Volvo has updated their announcement: expect a 125 mpg hybrid wagon with a 745 mile range and all wheel drive (diesel front, electric rear) to be available as soon as 2012 in Europe. It will debut at the Geneva car show.
The V60 PHEV has three main modes of operation: hybrid, all-electric, and power. The modes are selected by pressing the respective selection button on the carâ€™s center console. A fourth mode, which can be entered at any time and is only used when the carâ€™s traction control system needs it, enables an all wheel drive (AWD) system to give the V60 PHEV sure-footed manners in poor road conditions.

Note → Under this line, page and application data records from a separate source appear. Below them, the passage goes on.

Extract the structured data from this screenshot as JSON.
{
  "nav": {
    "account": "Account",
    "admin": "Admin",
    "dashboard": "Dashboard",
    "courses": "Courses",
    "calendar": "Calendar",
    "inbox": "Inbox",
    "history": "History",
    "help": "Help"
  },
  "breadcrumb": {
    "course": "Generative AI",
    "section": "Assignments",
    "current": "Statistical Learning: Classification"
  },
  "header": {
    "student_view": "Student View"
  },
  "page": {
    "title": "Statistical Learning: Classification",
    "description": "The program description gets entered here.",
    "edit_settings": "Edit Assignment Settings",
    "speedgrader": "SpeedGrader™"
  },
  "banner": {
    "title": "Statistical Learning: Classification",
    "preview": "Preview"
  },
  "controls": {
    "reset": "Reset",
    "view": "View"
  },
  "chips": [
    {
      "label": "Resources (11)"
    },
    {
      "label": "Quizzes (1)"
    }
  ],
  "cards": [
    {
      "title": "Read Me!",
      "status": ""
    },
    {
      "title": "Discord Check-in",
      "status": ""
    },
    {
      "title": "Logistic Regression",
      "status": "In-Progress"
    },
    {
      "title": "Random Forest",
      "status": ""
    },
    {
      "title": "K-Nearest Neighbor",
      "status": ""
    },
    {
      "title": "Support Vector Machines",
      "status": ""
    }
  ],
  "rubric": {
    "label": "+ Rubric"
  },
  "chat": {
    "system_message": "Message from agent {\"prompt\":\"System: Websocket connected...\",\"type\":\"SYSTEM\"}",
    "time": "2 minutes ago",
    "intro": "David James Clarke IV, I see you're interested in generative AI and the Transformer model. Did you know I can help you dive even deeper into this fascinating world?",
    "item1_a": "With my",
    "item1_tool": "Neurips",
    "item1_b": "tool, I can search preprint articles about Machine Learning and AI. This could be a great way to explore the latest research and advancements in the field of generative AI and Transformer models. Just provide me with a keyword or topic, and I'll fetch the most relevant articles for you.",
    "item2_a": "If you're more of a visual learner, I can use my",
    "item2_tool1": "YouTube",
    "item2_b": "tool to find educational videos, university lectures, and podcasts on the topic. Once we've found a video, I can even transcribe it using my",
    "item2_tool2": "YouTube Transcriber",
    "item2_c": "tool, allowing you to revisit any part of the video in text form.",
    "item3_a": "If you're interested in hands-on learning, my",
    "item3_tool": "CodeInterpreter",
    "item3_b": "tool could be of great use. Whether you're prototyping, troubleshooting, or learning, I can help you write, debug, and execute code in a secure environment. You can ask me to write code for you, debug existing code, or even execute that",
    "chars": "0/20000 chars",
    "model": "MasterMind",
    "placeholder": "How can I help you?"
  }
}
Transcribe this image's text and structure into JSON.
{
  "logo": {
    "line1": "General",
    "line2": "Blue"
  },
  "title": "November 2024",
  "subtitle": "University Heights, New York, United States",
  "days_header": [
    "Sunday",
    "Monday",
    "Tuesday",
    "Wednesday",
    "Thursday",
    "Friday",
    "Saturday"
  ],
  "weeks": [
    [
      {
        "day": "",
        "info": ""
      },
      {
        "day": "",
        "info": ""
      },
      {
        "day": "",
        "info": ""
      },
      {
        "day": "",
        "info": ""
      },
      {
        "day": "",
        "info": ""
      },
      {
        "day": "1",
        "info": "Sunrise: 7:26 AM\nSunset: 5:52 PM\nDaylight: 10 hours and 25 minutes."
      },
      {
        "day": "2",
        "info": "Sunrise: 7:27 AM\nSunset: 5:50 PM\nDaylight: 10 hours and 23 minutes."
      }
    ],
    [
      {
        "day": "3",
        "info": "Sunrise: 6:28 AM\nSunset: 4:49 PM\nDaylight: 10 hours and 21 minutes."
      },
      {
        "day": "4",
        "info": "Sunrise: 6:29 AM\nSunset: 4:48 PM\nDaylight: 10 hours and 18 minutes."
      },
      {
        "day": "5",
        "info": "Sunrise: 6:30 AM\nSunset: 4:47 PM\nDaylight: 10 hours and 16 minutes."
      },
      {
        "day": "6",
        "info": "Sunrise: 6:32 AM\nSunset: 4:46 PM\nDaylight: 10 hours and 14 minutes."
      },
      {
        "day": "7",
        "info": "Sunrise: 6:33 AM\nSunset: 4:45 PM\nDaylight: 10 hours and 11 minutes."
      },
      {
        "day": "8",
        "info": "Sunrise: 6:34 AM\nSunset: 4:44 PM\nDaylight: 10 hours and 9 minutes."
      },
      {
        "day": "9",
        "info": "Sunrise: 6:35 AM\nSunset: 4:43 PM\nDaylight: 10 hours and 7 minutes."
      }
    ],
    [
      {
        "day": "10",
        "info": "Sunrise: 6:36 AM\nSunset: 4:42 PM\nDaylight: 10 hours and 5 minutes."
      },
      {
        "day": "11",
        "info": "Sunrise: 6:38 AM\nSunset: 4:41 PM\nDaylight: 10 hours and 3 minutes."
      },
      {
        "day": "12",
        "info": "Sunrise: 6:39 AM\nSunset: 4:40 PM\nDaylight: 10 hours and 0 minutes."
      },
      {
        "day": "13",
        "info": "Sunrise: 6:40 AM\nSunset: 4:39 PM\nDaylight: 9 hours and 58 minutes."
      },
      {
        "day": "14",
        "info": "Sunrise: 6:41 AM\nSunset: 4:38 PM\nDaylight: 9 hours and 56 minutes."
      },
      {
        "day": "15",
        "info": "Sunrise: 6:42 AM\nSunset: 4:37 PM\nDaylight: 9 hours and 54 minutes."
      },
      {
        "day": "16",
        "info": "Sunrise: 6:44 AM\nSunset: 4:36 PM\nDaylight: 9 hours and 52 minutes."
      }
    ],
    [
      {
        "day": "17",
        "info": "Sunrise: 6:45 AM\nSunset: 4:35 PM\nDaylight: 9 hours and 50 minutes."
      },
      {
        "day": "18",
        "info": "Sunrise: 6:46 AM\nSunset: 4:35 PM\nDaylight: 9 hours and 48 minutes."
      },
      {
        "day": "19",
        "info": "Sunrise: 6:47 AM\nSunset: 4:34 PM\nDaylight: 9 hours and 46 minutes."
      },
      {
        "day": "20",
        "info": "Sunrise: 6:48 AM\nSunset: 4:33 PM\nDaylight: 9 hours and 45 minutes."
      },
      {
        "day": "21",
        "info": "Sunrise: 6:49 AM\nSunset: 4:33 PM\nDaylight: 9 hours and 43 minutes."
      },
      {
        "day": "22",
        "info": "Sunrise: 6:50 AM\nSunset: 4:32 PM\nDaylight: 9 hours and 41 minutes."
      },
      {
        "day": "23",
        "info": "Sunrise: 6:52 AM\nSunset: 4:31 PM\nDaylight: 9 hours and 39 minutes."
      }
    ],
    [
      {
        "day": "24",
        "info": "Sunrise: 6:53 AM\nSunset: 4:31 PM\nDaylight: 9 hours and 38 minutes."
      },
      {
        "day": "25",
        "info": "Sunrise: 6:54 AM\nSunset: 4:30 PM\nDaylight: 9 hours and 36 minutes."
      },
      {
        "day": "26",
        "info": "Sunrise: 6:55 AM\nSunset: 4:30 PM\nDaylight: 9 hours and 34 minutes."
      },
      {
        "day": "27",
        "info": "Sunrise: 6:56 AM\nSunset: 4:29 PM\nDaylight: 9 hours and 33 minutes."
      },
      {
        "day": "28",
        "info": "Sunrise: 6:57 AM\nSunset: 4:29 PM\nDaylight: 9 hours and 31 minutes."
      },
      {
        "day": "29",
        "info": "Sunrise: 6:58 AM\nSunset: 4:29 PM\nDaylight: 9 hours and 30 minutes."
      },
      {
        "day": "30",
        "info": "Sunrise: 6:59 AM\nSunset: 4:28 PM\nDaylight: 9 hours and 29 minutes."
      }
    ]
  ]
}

The diesel and electric engines together give 285 horsepower and 472 pound feet of torque; 0-60 under 7 seconds. Ford should have been the one to announce this amazing vehicle, back when they made the stunning Jaguar diesel, but oh well. It could have been a Cadillac, but oh well. It even could have been a group of talented high-school students…but instead here is the new V60:
The diesel hybrid has many important advantages over electric or gasoline hybrid vehicles, as I have written before.
First, diesel fuel can be produced by anyone practically anywhere so there is no dependency on a grid, processor, exploration or infrastructure.
Second, it runs on fuel already widely available so there is no range limitation. The opposite, actually, as fuel stations today serve vehicles that can travel less than 400 miles on a tank. With nearly double the range this car can skip a lot of time wasted on recharge and refueling stops. Imagine filling up once a month instead of one a week (gaining at least 0.5 hours a week).
Third, even small diesel engines have the power to handle the weight of a family on vacation. Volvo says it is designed to pull up to 2 tons with a hitch, carry five passengers as well as 11 cubic feet of luggage, all while staying within the designed gross vehicle weight.
This is the exact car I have been trying to find for nearly a decade. Thank you Volvo! My only question is how soon can I buy one.
…will U.S. buyers want a plug-in Diesel hybrid? Diesels have gained more acceptance of late, but we feel Diesels still have a long way to go before the V60 PHEV is received by the U.S. general public with open arms.
Are they f#$%^@@#^ng kidding me?!
I could buy ten of these at sticker price today and sell them in the US for a profit two years from now, guaranteed. When I bought my diesel wagon in 2004 it was less expensive than the gasoline engine. I found four years later I still could have sold it for far more than I paid; it actually appreciated in value while the gasoline model resale price dropped. Craigslist ads have been filled with “TDI wanted”. Mechanics told me year after year they had a line of people asking them where they could buy a new diesel and they offered me cash. On top of all my anecdotal evidence, when Audi and VW diesels were finally reintroduced they (as predicted) crushed the gasoline sales numbers and boosted Audi’s bottom line. The data and trend is obvious. Americans love the new diesel cars.
Yet, some still ask if America is ready for diesel? Please.
The US is more ready than Europe for this technology. Just think about it. The US has wide open roads and long distances, trailers and heavy passengers, tough and rapidly changing driving conditions…a diesel hybrid all wheel drive wagon is the ideal car for America. Imagine commercial fleets that replace their pickups and vans with the efficient and roomy yet powerful design of hybrid diesel wagons and recoup the cost in under three years.
Yes, yes, yes, more than ready. I can think of more than a dozen Americans willing and able to buy one today.
I took a few liberties with their advertising campaign, but I think this might work. It’s goodbye bio-hippies who want to do the right thing; hello cyberpunks who desire innovation in highly-efficient power.
“There’s more to life, that’s why”